WHAT THE EXERCISE ASKS >>
Which lines in the records below include the word "color"? Report each of them in full.

Interface dataset entries >>

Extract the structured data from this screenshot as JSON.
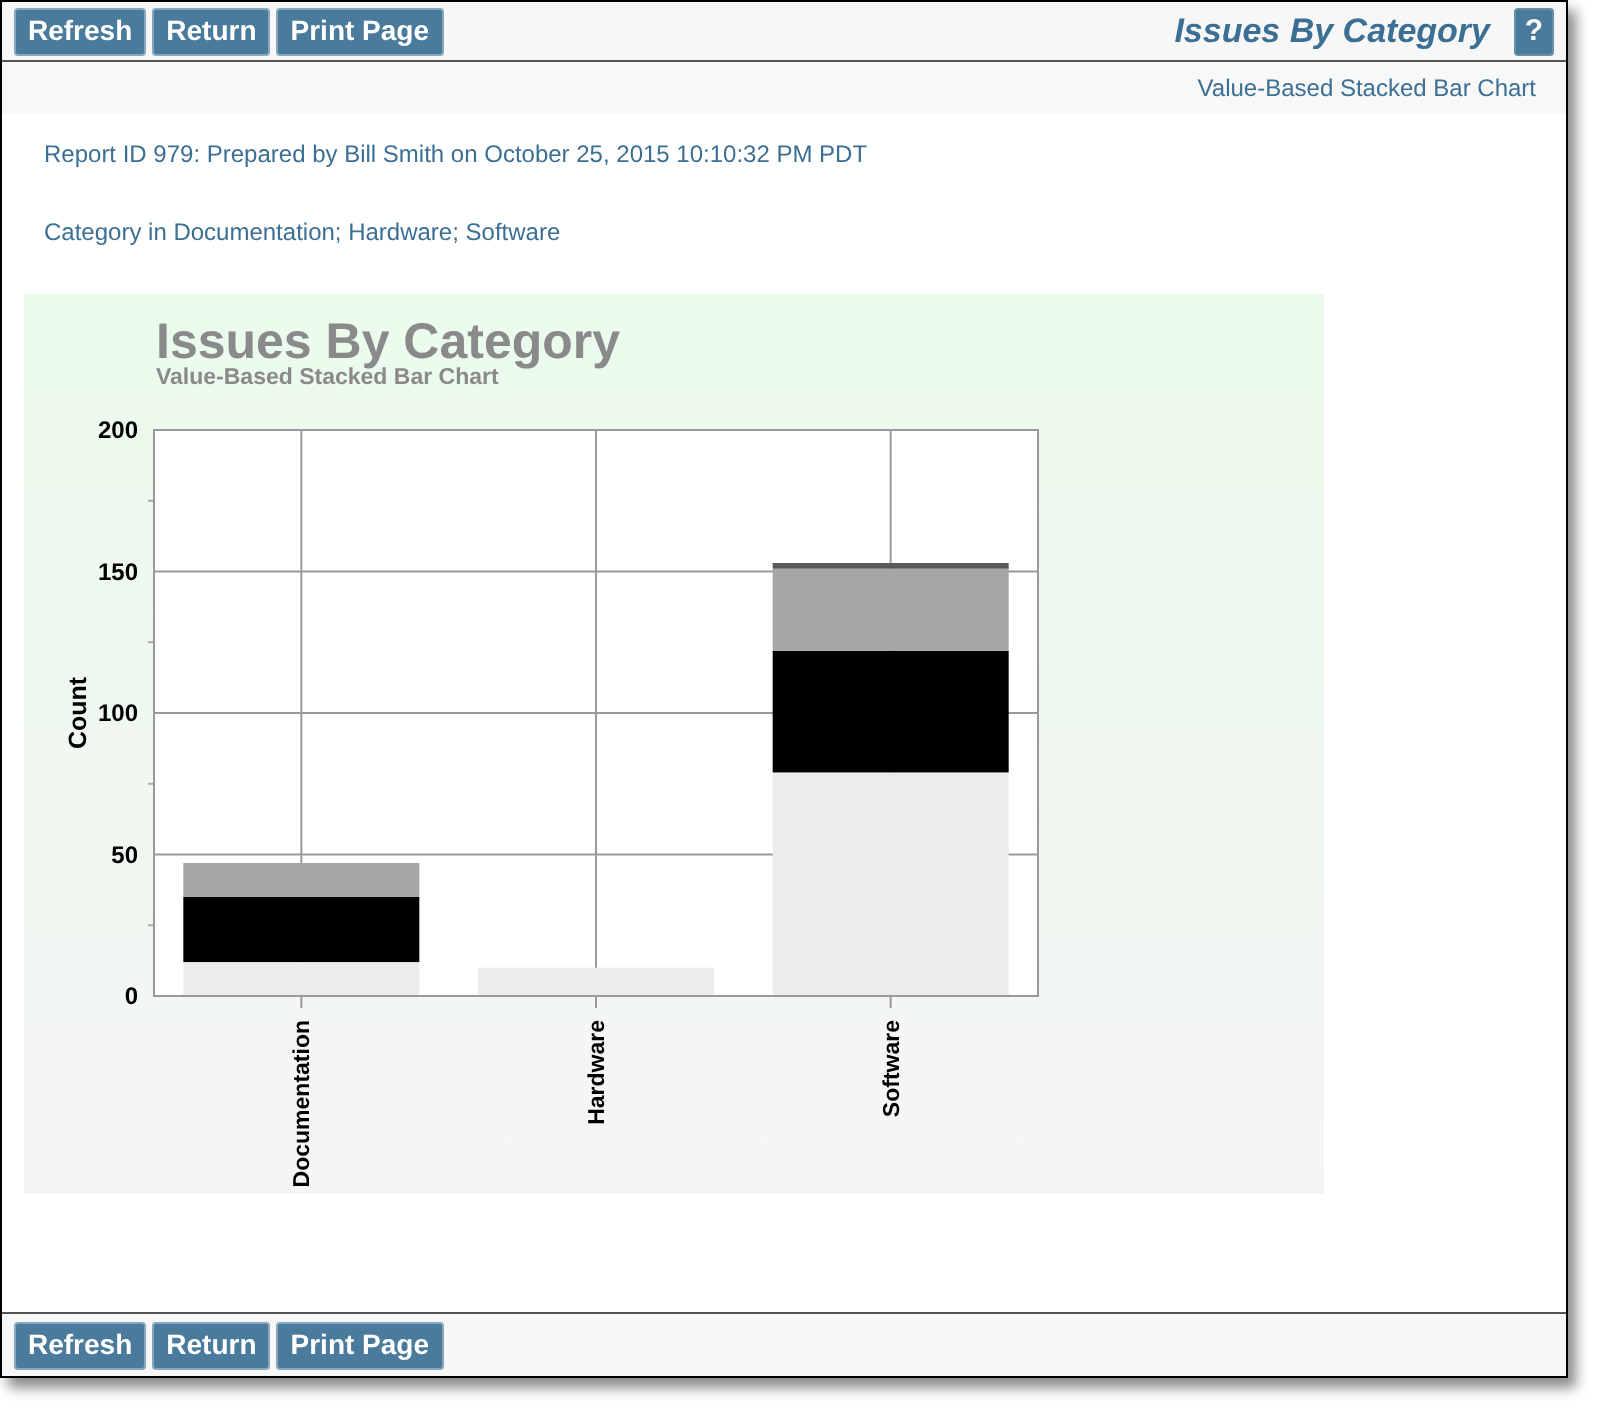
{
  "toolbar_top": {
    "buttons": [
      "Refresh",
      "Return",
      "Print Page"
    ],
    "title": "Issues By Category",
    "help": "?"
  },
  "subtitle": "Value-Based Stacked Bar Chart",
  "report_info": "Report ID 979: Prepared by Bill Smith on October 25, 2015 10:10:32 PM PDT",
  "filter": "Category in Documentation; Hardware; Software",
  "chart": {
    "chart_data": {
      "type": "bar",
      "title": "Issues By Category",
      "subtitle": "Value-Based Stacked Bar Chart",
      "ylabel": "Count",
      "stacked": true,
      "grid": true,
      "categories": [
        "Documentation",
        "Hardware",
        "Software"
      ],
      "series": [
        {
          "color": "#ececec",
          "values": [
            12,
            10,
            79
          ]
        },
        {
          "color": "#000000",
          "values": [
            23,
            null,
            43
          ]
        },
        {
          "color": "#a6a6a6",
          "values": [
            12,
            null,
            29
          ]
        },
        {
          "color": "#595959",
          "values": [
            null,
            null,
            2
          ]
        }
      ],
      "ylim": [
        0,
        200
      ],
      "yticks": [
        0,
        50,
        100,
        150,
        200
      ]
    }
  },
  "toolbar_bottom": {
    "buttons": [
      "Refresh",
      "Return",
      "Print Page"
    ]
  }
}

RESULT OF THIS TASK >>
          "color": "#ececec",
          "color": "#000000",
          "color": "#a6a6a6",
          "color": "#595959",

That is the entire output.